Liguria is remarkable for its stunning beauty with mountains plunging into the sea at every point to form the Italian Riviera, and for its benign climate.
It has been a tourist destination ever since English aristocrats discovered it in the nineteenth century.
However, despite Genova’s history as a maritime republic and the city’s achievements in banking the region’s economic fortunes are in decline: this in large part is due to its having the lowest fertility in Italy, if not the world.
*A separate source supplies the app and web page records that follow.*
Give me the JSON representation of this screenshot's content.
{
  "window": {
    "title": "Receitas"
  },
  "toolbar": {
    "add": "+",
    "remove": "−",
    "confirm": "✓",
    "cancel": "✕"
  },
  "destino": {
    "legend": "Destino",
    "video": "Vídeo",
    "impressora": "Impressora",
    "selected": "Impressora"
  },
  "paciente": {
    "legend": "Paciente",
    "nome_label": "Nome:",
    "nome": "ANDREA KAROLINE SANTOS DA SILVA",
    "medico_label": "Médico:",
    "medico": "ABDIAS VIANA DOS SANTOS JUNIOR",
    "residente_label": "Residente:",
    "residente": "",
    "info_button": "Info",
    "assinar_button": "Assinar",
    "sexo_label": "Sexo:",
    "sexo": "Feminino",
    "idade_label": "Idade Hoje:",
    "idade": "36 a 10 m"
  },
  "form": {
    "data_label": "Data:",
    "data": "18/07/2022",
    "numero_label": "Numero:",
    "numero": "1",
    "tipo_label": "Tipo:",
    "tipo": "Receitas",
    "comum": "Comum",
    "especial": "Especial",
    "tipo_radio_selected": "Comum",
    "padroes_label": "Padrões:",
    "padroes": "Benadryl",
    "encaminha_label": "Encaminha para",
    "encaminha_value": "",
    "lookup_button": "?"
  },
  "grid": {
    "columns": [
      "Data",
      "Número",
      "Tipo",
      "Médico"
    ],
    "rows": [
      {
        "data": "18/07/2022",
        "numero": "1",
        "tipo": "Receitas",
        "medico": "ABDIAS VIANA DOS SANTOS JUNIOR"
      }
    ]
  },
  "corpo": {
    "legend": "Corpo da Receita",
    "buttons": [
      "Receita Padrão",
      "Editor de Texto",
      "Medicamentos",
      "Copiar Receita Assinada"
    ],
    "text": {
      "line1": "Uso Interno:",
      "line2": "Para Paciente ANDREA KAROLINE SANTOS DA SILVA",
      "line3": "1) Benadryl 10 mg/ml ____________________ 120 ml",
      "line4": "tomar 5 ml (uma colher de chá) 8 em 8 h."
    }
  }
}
Liguria ends with a flourish in the south. The characteristic Cinque Terre cluster on a peninsula at whose point is Porto Venere. From here past the port of La Spezia can be seen Lerici with its massive Pisan castle and the picturesque villages of Fiascherino and Tellaro.
Between Lerici and La Spezia is San Terenzo where the English poet Shelley lived; his friend Byron once swam the seven kilometres across the bay from Porto Venere and each August a swimming competition celebrates the event.
Because Petrarch, too, is associated with this lovely place it is popularly known as The Golfo dei Poeti.
Rory Steele is a retired Australian diplomat. He was the Australian ambassador to Italy from 1997 to 2001.
He is also the author of several books including Ghosts in the Helmet Trees and The Heart and the Abyss: The Life of Felice Benuzzi.
He has kindly provided this summary of a presentation he made to the Dante Society on 26 April 2018, entitled Lerici and the Gulf of Poets: A Ligurian Romance.